A Patient Empowerment Network community member wants to know the length of time that patients can stay on the combined treatment of azacitidine (Vidaza) and venetoclax (Venclexta). AML specialist Dr. Jacqueline Garcia responds, sharing an update on the long-term follow-up data for this combination treatment.
Dr. Jacqueline Garcia is an oncologist and AML researcher at the Dana-Farber Cancer Institute. Learn more about Dr. Garcia.
Jerry had this question. “How long can patients stay on azacitidine (Vidaza) and venetoclax (Venclexta) before relapse or toxicities force them to abandon treatment?”
Dr. Jacqueline Garcia:

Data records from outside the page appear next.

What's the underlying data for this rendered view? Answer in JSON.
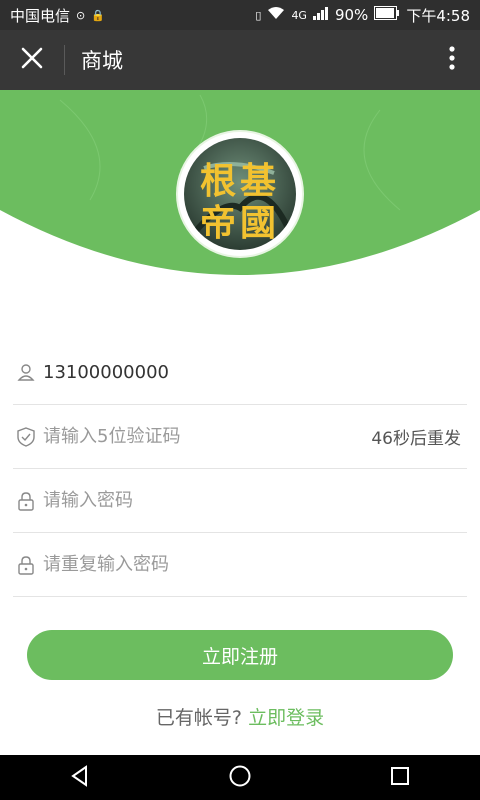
{
  "status_bar": {
    "carrier": "中国电信",
    "network_tag": "4G",
    "battery": "90%",
    "time": "下午4:58"
  },
  "header": {
    "title": "商城"
  },
  "logo": {
    "text_line1": "根基",
    "text_line2": "帝國"
  },
  "form": {
    "phone_value": "13100000000",
    "code_placeholder": "请输入5位验证码",
    "resend_label": "46秒后重发",
    "password_placeholder": "请输入密码",
    "password_repeat_placeholder": "请重复输入密码"
  },
  "actions": {
    "register_label": "立即注册",
    "have_account_text": "已有帐号?",
    "login_link": "立即登录"
  },
  "colors": {
    "accent": "#6cbd5f",
    "header_bg": "#373737",
    "status_bg": "#2f2f2f"
  },
  "icons": [
    "close-icon",
    "more-vertical-icon",
    "user-icon",
    "shield-check-icon",
    "lock-icon",
    "back-triangle-icon",
    "home-circle-icon",
    "recent-square-icon"
  ]
}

So, this is a good question. I would say azacitidine and venetoclax just got FDA-approved just shy of five years now, and it’s totally changed our treatment paradigm in many great ways. It was initially approved for patients that could not get intensive chemotherapies or were above 75. We call these our older patients, our more vulnerable.
And we demonstrated and compared to azacitidine alone. It was given with placebo. We saw that the combination of azacitidine and venetoclax not only was safe, well-tolerated, it led to two-and-a-half times higher complete remission rates and impressively longer survival. That’s all we care about, patients are living longer. So, one of the things that we are appreciating in 2023 now, now that we have more patients on azacitidine and venetoclax, is that we have many patients that are long-term responders.

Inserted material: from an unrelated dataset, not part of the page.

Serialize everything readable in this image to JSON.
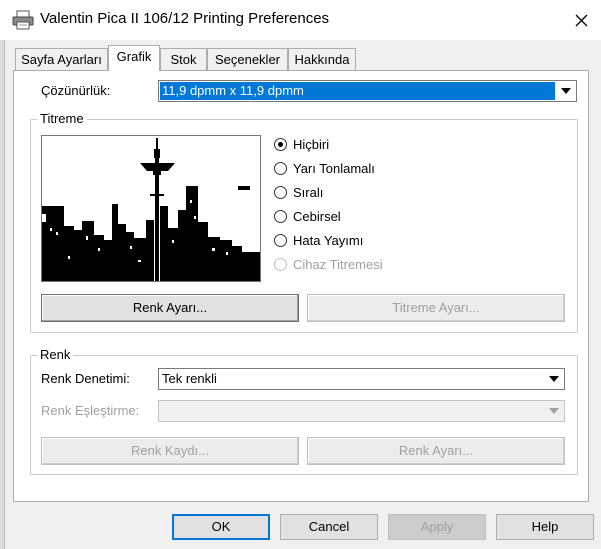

So, in the original clinical trial we’ve been reported – and we just submitted the update for the long-term follow-up that we presented at the American Society of Hematology meeting in 2022, in December.

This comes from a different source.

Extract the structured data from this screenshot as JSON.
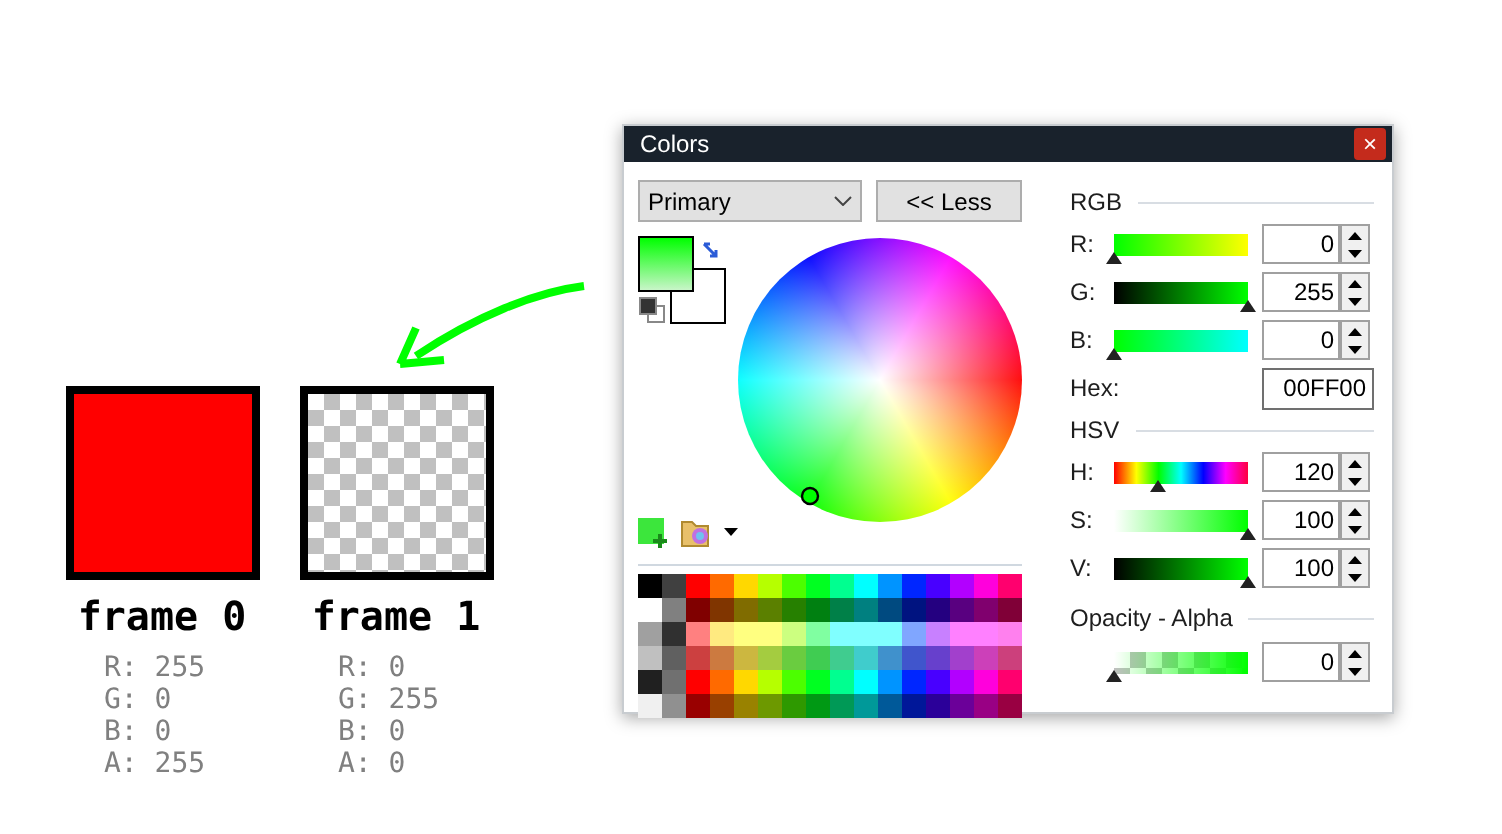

We presented the long-term follow-up data that shows that responses can be durable and even as long as two years or three years in some patients. The average amount of time the patients are on therapy is somewhere between one-and-a-half to two years. But not every patient performs like an average patient.
We have some that respond for less time. We have some that respond for a longer time. So, I definitely have a few patients that have been on combination therapy, and we’ve gone to year three, then four, and two that got to year five. And that was using the original indication of older the 75, no intensive chemotherapy. Most of those patients in the original trial and led to the approval were not transplant candidates. But once those drugs got approved, more patients that were older started getting this therapy.
And so, the durability of this treatment might be longer for people that don’t have competing health problems and for specific mutation subtypes. There are a couple of mutation subtypes that include IDH2 and NPM1, where we’ve seen some extreme long-term responders.
And then, there are others that are much shorter. So, I would say it’s very individual. In terms of toxicities in general, the regimens very well-tolerated. And if it’s not, often it’s because there should be supportive care, prophylaxis, and adjustments to the dosing strategy, which has been well-published. Sometimes, if you have a treating oncologist that is less familiar, they won’t know the nuances of how to adjust the doses, so I would ask your local oncologist to reach out to anybody that was part of the original trials. Often, a lot of us are very responsive to helping out our colleagues to help patients to stay on treatment.
But at the end of the day, if a patient loses response or has a bad toxicity that makes it very difficult, we have to move on to another therapy.